Transaction tombstones were conceived in the Securities Act of 1933 which required the publication of a tombstone to be printed in a newspaper as the last step in a transaction involving the sale of equity securities. Since then, transaction tombstones have morphed into a standard piece of content used to market the services of a transaction professional and their firm.
Creating a transaction tombstone is now common practice for all transaction advisers (legal, financial, accounting, tax) and other parties (equity, debt, commercial) involved in a deal. Modern deal tombstones serve three purposes:
1) To announce the close of a transaction;
2) Demonstrate experience; and to
3) Win new business.
Announcing the transaction is useful to market the firm and celebrate with the team. Albeit, creating a tombstone is much less enjoyable for the Analyst then celebrating at the closing dinner, or by high fiving colleagues and kissing babies as you parade the latest success fee! Demonstrating experience and winning new business is the real objective of creating transaction tombstones, and the combination of the tombstone and the context they are presented in should be all the necessary information a reader requires. Tombstones are most commonly displayed on a firm website and within marketing materials (pitchbooks, RFPs, flyers). Thousands of tombstones have been created using our software and the customers that use tombstones to market their services the best consistently display the following five things.
1) Role. Clearly labeling or displaying the service you provided is the most important criteria. Tombstones are a visual representation of experience and should allow a reader to find experiences relevant to their needs easily. This can be achieved a number of ways.

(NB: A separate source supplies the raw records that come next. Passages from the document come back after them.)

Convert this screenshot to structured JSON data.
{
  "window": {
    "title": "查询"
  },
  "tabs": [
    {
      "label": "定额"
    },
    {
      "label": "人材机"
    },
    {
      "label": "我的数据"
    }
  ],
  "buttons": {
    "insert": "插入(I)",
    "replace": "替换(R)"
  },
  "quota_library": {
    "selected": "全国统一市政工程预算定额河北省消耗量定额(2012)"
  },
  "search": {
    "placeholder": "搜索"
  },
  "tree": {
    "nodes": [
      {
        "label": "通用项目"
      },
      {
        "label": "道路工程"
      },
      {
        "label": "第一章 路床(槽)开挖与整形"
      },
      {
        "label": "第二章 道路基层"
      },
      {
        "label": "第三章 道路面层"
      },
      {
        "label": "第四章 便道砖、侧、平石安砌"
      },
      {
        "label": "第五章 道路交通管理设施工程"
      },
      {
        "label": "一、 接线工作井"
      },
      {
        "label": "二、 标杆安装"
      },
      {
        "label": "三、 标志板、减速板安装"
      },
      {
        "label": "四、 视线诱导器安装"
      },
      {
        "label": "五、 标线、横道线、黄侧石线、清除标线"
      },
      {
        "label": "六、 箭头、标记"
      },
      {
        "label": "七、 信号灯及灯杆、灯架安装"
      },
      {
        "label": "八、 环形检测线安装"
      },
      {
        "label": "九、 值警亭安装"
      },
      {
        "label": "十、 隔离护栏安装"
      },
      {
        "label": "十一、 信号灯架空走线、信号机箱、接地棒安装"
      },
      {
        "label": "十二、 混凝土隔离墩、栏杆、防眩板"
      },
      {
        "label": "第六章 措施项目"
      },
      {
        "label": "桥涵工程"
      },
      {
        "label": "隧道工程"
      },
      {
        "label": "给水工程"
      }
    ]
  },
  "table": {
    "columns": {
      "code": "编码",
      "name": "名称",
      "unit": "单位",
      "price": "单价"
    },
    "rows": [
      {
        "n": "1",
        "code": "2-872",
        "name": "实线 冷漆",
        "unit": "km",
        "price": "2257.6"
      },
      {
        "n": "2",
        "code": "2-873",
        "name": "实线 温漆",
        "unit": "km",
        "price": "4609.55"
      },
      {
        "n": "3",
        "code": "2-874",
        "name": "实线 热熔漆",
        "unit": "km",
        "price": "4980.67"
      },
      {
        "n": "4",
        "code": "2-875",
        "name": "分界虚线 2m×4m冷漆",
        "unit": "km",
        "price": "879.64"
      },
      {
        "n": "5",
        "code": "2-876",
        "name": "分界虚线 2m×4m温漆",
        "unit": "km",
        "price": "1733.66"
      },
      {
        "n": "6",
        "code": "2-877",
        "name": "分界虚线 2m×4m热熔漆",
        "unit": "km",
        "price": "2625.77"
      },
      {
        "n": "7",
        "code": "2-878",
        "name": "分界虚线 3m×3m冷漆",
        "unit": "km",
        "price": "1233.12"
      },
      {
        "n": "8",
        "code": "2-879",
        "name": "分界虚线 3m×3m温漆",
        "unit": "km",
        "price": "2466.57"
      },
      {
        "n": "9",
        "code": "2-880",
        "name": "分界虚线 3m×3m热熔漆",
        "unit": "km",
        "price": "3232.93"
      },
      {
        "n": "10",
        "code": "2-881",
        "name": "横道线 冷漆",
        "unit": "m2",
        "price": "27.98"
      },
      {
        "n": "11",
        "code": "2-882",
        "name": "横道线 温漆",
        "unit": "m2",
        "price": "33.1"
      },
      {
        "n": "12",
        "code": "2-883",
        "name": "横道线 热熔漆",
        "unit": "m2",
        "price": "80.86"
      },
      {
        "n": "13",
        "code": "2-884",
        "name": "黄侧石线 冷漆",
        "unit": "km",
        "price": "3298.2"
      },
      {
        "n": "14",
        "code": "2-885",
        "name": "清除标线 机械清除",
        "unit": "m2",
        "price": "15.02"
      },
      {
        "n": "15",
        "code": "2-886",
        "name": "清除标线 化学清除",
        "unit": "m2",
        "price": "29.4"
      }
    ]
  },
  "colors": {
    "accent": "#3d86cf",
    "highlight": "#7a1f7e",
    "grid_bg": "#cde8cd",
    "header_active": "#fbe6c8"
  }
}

Most commonly the service is displayed directly on the tombstones in text “Buy-side Advisor”. Another common approach is including the role in the context it is displayed in. For instance a pitchbook page titled “Recent examples of Sell-side Advisory engagements” or allowing a website visitor to filter tombstones by service. Website visitors are looking to fulfill a need. If I was looking to acquire a bank branch, the KPMG CF tombstone on the right clearly displays this skill-set.
2) Industry. This is either very important or insignificant. If your client is a brand that is ubiquitous to consumers it is not necessary to display their industry. Otherwise, we think it is very important. Typically this is achieved in the context surrounding the tombstone by allowing users to navigate to a specific industry page of tombstones or by filtering a list of transactions by industry. Whatever your approach, it is important to demonstrate the industries you have transacted in to be represent your understanding of the nuances involved in getting a deal done in that sector.

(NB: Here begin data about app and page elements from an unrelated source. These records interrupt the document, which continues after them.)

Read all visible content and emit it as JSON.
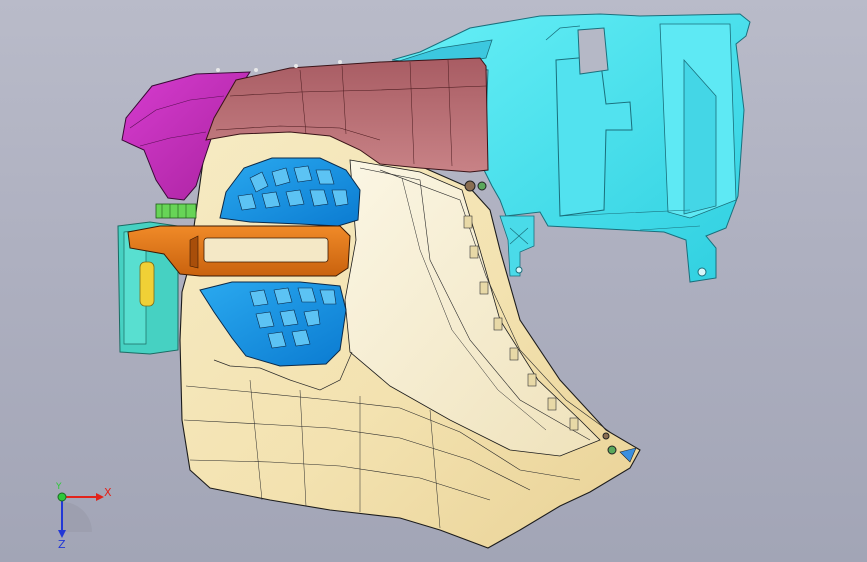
{
  "viewport": {
    "background_top": "#b9bbc9",
    "background_bottom": "#a2a5b6"
  },
  "model": {
    "parts": [
      {
        "name": "bumper-fascia",
        "color": "#f4e6b9"
      },
      {
        "name": "upper-bumper-trim",
        "color": "#b06a6e"
      },
      {
        "name": "fender-corner-piece",
        "color": "#c431bd"
      },
      {
        "name": "mounting-bracket",
        "color": "#52e7f2"
      },
      {
        "name": "upper-grille-insert",
        "color": "#1aa5ea"
      },
      {
        "name": "lower-grille-insert",
        "color": "#1aa5ea"
      },
      {
        "name": "fog-lamp-bezel",
        "color": "#e77a1d"
      },
      {
        "name": "side-marker-housing",
        "color": "#46d1c2"
      },
      {
        "name": "side-marker-reflector",
        "color": "#f0d036"
      },
      {
        "name": "clip-strip",
        "color": "#67d457"
      }
    ]
  },
  "triad": {
    "x_label": "X",
    "y_label": "Y",
    "z_label": "Z",
    "x_color": "#e2231a",
    "y_color": "#2ec83a",
    "z_color": "#2238d6"
  }
}
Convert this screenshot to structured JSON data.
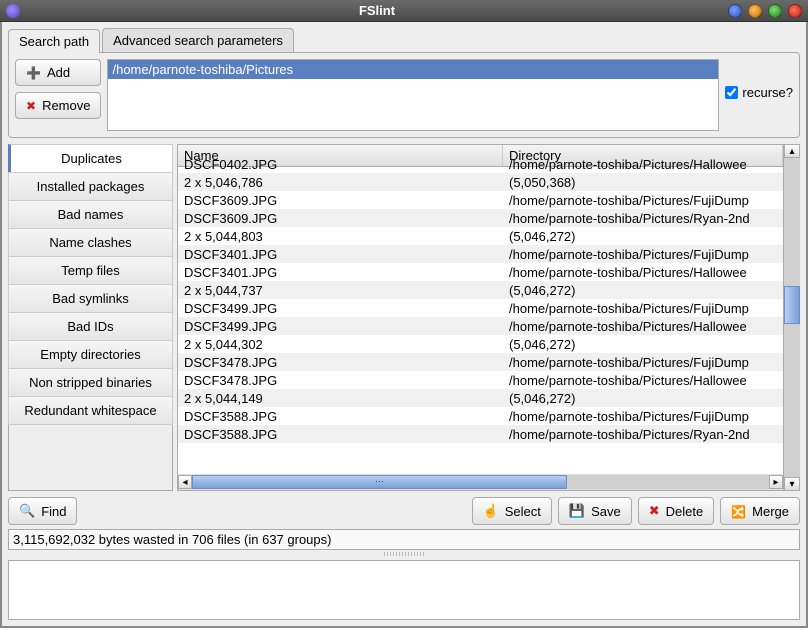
{
  "window": {
    "title": "FSlint"
  },
  "tabs": {
    "search_path": "Search path",
    "advanced": "Advanced search parameters"
  },
  "buttons": {
    "add": "Add",
    "remove": "Remove",
    "find": "Find",
    "select": "Select",
    "save": "Save",
    "delete": "Delete",
    "merge": "Merge"
  },
  "paths": {
    "selected": "/home/parnote-toshiba/Pictures"
  },
  "recurse": {
    "label": "recurse?",
    "checked": true
  },
  "sidebar": {
    "items": [
      "Duplicates",
      "Installed packages",
      "Bad names",
      "Name clashes",
      "Temp files",
      "Bad symlinks",
      "Bad IDs",
      "Empty directories",
      "Non stripped binaries",
      "Redundant whitespace"
    ],
    "active": 0
  },
  "table": {
    "headers": {
      "name": "Name",
      "dir": "Directory"
    },
    "rows": [
      {
        "name": "DSCF0402.JPG",
        "dir": "/home/parnote-toshiba/Pictures/Hallowee"
      },
      {
        "name": "2 x 5,046,786",
        "dir": "(5,050,368)"
      },
      {
        "name": "DSCF3609.JPG",
        "dir": "/home/parnote-toshiba/Pictures/FujiDump"
      },
      {
        "name": "DSCF3609.JPG",
        "dir": "/home/parnote-toshiba/Pictures/Ryan-2nd"
      },
      {
        "name": "2 x 5,044,803",
        "dir": "(5,046,272)"
      },
      {
        "name": "DSCF3401.JPG",
        "dir": "/home/parnote-toshiba/Pictures/FujiDump"
      },
      {
        "name": "DSCF3401.JPG",
        "dir": "/home/parnote-toshiba/Pictures/Hallowee"
      },
      {
        "name": "2 x 5,044,737",
        "dir": "(5,046,272)"
      },
      {
        "name": "DSCF3499.JPG",
        "dir": "/home/parnote-toshiba/Pictures/FujiDump"
      },
      {
        "name": "DSCF3499.JPG",
        "dir": "/home/parnote-toshiba/Pictures/Hallowee"
      },
      {
        "name": "2 x 5,044,302",
        "dir": "(5,046,272)"
      },
      {
        "name": "DSCF3478.JPG",
        "dir": "/home/parnote-toshiba/Pictures/FujiDump"
      },
      {
        "name": "DSCF3478.JPG",
        "dir": "/home/parnote-toshiba/Pictures/Hallowee"
      },
      {
        "name": "2 x 5,044,149",
        "dir": "(5,046,272)"
      },
      {
        "name": "DSCF3588.JPG",
        "dir": "/home/parnote-toshiba/Pictures/FujiDump"
      },
      {
        "name": "DSCF3588.JPG",
        "dir": "/home/parnote-toshiba/Pictures/Ryan-2nd"
      }
    ]
  },
  "status": "3,115,692,032 bytes wasted in 706 files (in 637 groups)"
}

3) Client. Obviously, displaying your client and the side of the transaction you worked on is important. More than half of our clients did not do this adequately before using Pitchly. They either did not address item 1) above or their tombstones contain design inconsistencies which confuse a reader. We feel it is standard practice that a two party tombstone should display the name or logo of the client first followed by the transaction counterparty. The same for a three party tombstone.
4) Counter-parties. When advising a transaction the rule of thumb is “mo'(re) parties, mo'(re) problems”. While it might increase your workload (and stress levels!), working for multiple stakeholders can help to broaden the experience you can demonstrate to prospective clients. For instance if your firm has not advised a client in mobile telecommunication but AT&T acquired one of your sell-side clients, that is relevant experience. You understand what AT&T acquired, what and how they paid for it, and the key negotiation points that closed the deal. Using the multiple counter-party approach to increase one logo tombstones to two or three logo tombstone can increase the number of service experiences your firm has advised on in a particular industry by 200-300%.

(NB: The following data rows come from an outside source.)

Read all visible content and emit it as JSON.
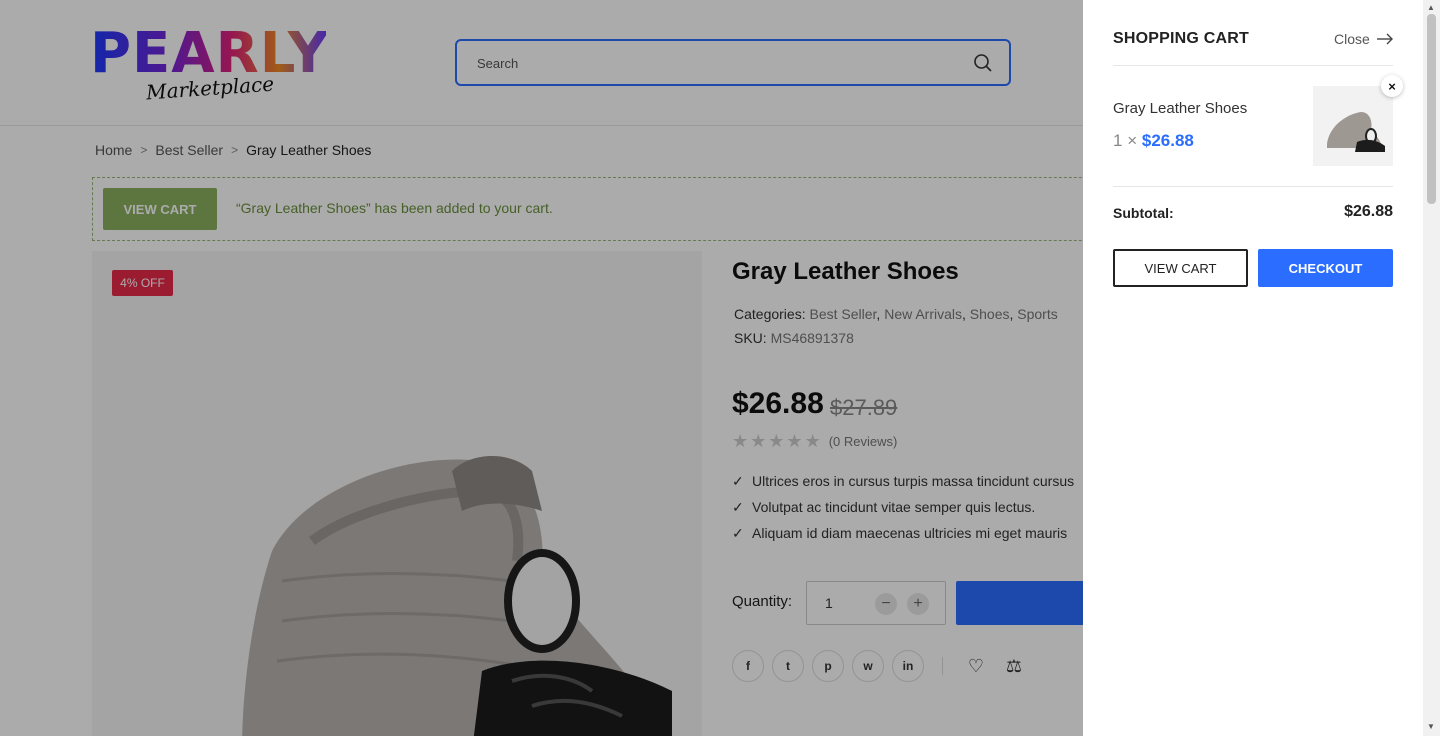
{
  "header": {
    "logo_main": "PEARLY",
    "logo_sub": "Marketplace",
    "search_placeholder": "Search"
  },
  "breadcrumb": {
    "items": [
      "Home",
      "Best Seller"
    ],
    "current": "Gray Leather Shoes"
  },
  "notice": {
    "button": "VIEW CART",
    "message": "“Gray Leather Shoes” has been added to your cart."
  },
  "product": {
    "badge": "4% OFF",
    "title": "Gray Leather Shoes",
    "categories_label": "Categories:",
    "categories": [
      "Best Seller",
      "New Arrivals",
      "Shoes",
      "Sports"
    ],
    "sku_label": "SKU:",
    "sku": "MS46891378",
    "price": "$26.88",
    "old_price": "$27.89",
    "rating": 0,
    "reviews": "(0 Reviews)",
    "features": [
      "Ultrices eros in cursus turpis massa tincidunt cursus",
      "Volutpat ac tincidunt vitae semper quis lectus.",
      "Aliquam id diam maecenas ultricies mi eget mauris"
    ],
    "quantity_label": "Quantity:",
    "quantity": "1"
  },
  "share_icons": [
    "facebook-icon",
    "twitter-icon",
    "pinterest-icon",
    "whatsapp-icon",
    "linkedin-icon"
  ],
  "share_glyphs": [
    "f",
    "t",
    "p",
    "w",
    "in"
  ],
  "cart": {
    "title": "SHOPPING CART",
    "close_label": "Close",
    "item_name": "Gray Leather Shoes",
    "item_qty": "1",
    "item_times": "×",
    "item_price": "$26.88",
    "subtotal_label": "Subtotal:",
    "subtotal_value": "$26.88",
    "view_cart": "VIEW CART",
    "checkout": "CHECKOUT"
  },
  "colors": {
    "accent": "#2a6dff",
    "badge": "#e8294a",
    "notice_green": "#8bb060"
  }
}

5) Date and/or value. Including the date a deal was closed and the deal value is a controversial topic. Large firms often benefit from displaying both of these metrics because they close many large deal value transactions. Small and medium sized firms shy away from displaying either data point because they don’t frequently close transactions and often they are mix of small and large deal value transactions. We advise our small firm clients to display to their strengths. If they have a few standout deal value transactions display smaller deal size values as “Confidential”. The same for close date, if you have a string of closings in a particular year display the close date year and stay silent on the others.
Transaction tombstones have been synonymous with professional service firms and employees. Tombstones are created and displayed frequently today but they often miss the five key objectives discussed here. Website visitors are looking to filter relevant transaction advisers, you would be wise to make sure your website helps and not hinders this process!
Pitchly makes it easy for corporate finance professionals to store information about transactions the their firm advised on. Users add a transaction through an easy-to-use based platform specific to their firm. Key information is stored, customizable, searchable, and can be marked confidential. Users can also create tombstones and case studies to a transaction for use in pitchbooks, digital or printed marketing material and for display to their website. Sign up for a free account here.